We concluded our Walk with a Glass of Burton-Ale, and a Slice of Hung-Beef. When we had done eating our selves, the Knight called a Waiter to him, and bid him carry the remainder to the Waterman that had but one Leg. I perceived the Fellow stared upon him at the oddness of the Message, and was going to be saucy; upon which I ratified the Knight’s Commands with a Peremptory Look.

As we were going out of the Garden, my old Friend, thinking himself obliged, as a Member of the Quorum, to animadvert upon the Morals of the Place, told the Mistress of the House, who sat at the Bar, That he should be a better Customer to her Garden, if there were more Nightingales, and fewer Strumpets.

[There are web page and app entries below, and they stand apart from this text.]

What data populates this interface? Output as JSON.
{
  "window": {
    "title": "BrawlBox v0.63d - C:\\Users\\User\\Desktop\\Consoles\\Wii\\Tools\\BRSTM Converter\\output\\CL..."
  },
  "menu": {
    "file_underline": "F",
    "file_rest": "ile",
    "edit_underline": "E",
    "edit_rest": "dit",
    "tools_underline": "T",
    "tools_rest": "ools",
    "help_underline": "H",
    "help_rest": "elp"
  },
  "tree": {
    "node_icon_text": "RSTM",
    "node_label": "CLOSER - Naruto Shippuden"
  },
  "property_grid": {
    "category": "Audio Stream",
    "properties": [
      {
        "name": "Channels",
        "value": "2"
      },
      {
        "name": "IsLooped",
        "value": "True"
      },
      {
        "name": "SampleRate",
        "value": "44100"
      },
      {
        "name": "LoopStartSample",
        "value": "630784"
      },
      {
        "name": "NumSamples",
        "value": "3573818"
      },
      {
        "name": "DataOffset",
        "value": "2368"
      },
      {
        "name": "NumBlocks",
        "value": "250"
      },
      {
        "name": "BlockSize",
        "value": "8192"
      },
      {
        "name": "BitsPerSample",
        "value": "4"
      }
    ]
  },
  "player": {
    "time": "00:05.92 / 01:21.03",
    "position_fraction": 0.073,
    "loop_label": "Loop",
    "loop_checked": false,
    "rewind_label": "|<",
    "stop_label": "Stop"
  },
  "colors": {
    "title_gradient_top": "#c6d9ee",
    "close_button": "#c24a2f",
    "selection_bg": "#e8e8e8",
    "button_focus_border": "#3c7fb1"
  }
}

[Footnote 1: [in Bantry Bay] In Bantry Bay, on May-day, 1689, a French Fleet, bringing succour to the adherents of James II., attacked the English, under Admiral Herbert, and obliged them to retire. The change of name in the text was for one with a more flattering association. In the Battle of La Hogue, May 19, 1692, the English burnt 13 of the enemy’s ships, destroyed 8, dispersed the rest, and prevented a threatened descent of the French upon England.]